According to him, the terrorist group had been substantially decimated and does not pose a major threat to the security of Nigeria.
He said what was being experienced was by some remnants of the sect, lurking around neighbouring towns in the North East.
On the involvement of the army in civil security, the COAS said soldiers will continue to provide operational support to the police and other security agencies in a bid to secure life and property in the country. He said the prominence given to the Boko Haram terrorists and their activities by some media organisations in the past, gave impetus to their activities.
“I want to request that you be not only the voice of the masses, but also the voice of the Nigerian Army, so that we will be heard and understood, and also counter the negative propaganda of Boko Haram and ISWAP (Islamic State West Africa Province). We will partner with The Sun. You have a wide reach. You have been objective. You have covered serious issues in Nigeria and outside. The Defence Report in your paper, we will help you to revive it,” said Buratai.
Ukeh commended the Nigerian Army and the military for their efforts in keeping the country safe.
He recalled how, in 2016, the newspaper honoured a fallen soldier, Mamman Abdul Ali, who was killed by Boko Haram terrorists.
Ukeh also hailed the work of the army in protecting Nigerians. He said the paper would continue to give a voice to the Nigerian Army in its efforts to keep the country safe.
“We decided to reverse the trend by visiting you. The army has done so much for the country at a time when there is fear about insurgency and terrorism. We appreciate the sacrifices you make.

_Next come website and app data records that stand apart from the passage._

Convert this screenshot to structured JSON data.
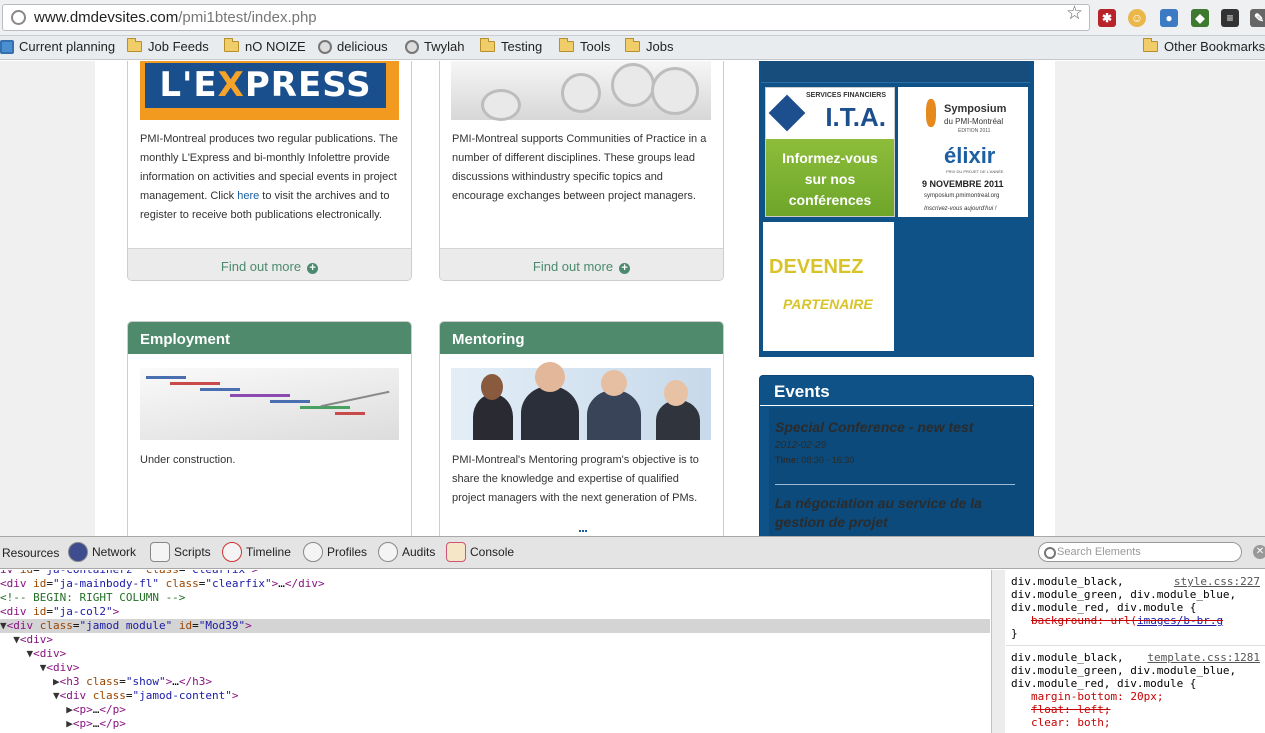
{
  "browser": {
    "url_host": "www.dmdevsites.com",
    "url_path": "/pmi1btest/index.php"
  },
  "bookmarks": [
    {
      "label": "Current planning",
      "type": "folder"
    },
    {
      "label": "Job Feeds",
      "type": "folder"
    },
    {
      "label": "nO NOIZE",
      "type": "folder"
    },
    {
      "label": "delicious",
      "type": "site"
    },
    {
      "label": "Twylah",
      "type": "site"
    },
    {
      "label": "Testing",
      "type": "folder"
    },
    {
      "label": "Tools",
      "type": "folder"
    },
    {
      "label": "Jobs",
      "type": "folder"
    },
    {
      "label": "Other Bookmarks",
      "type": "folder"
    }
  ],
  "page": {
    "express": {
      "logo": "L'EXPRESS",
      "text_before_link": "PMI-Montreal produces two regular publications. The monthly L'Express and bi-monthly Infolettre provide information on activities and special events in project management. Click ",
      "link": "here",
      "text_after_link": " to visit the archives and to register to receive both publications electronically.",
      "find_more": "Find out more"
    },
    "communities": {
      "text": "PMI-Montreal supports Communities of Practice in a number of different disciplines. These groups lead discussions withindustry specific topics and encourage exchanges between project managers.",
      "find_more": "Find out more"
    },
    "employment": {
      "title": "Employment",
      "text": "Under construction."
    },
    "mentoring": {
      "title": "Mentoring",
      "text": "PMI-Montreal's Mentoring program's objective is to share the knowledge and expertise of qualified project managers with the next generation of PMs."
    },
    "ads": {
      "ita_small": "SERVICES FINANCIERS",
      "ita_big": "I.T.A.",
      "ita_line1": "Informez-vous",
      "ita_line2": "sur nos",
      "ita_line3": "conférences",
      "symposium_title": "Symposium",
      "symposium_sub": "du PMI-Montréal",
      "symposium_edition": "ÉDITION 2011",
      "symposium_brand": "élixir",
      "symposium_tagline": "PRIX DU PROJET DE L'ANNÉE",
      "symposium_date": "9 NOVEMBRE 2011",
      "symposium_site": "symposium.pmimontreal.org",
      "symposium_cta": "Inscrivez-vous aujourd'hui !",
      "devenez": "DEVENEZ",
      "partenaire": "PARTENAIRE"
    },
    "events": {
      "title": "Events",
      "items": [
        {
          "title": "Special Conference - new test",
          "date": "2012-02-29",
          "time_label": "Time:",
          "time": "08:30 - 16:30"
        },
        {
          "title": "La négociation au service de la gestion de projet"
        }
      ]
    }
  },
  "devtools": {
    "tabs": [
      "Resources",
      "Network",
      "Scripts",
      "Timeline",
      "Profiles",
      "Audits",
      "Console"
    ],
    "search_placeholder": "Search Elements",
    "styles": [
      {
        "selector": "div.module_black, div.module_green, div.module_blue, div.module_red, div.module {",
        "source": "style.css:227",
        "prop": "background",
        "value_before": "url(",
        "value_link": "images/b-br.g",
        "close": "}"
      },
      {
        "selector": "div.module_black, div.module_green, div.module_blue, div.module_red, div.module {",
        "source": "template.css:1281",
        "props": [
          "margin-bottom: 20px;",
          "float: left;",
          "clear: both;"
        ]
      }
    ]
  },
  "colors": {
    "green_header": "#4f8a6c",
    "sidebar_blue": "#0f5287",
    "express_orange": "#f29a1f"
  }
}
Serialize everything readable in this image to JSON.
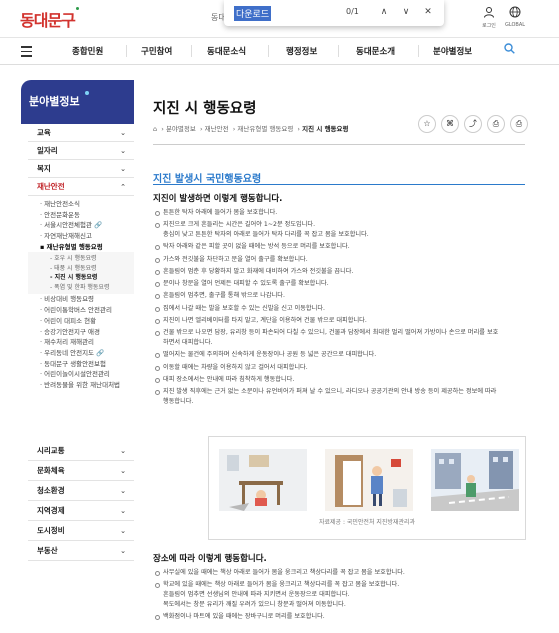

“The Sun is supporting what you do; we used to run a page called Defence Report. We revived it to report what the Army is doing. The Sun is a strong brand. We are the voice of the nation. We will give everyone a voice,” Ukeh said.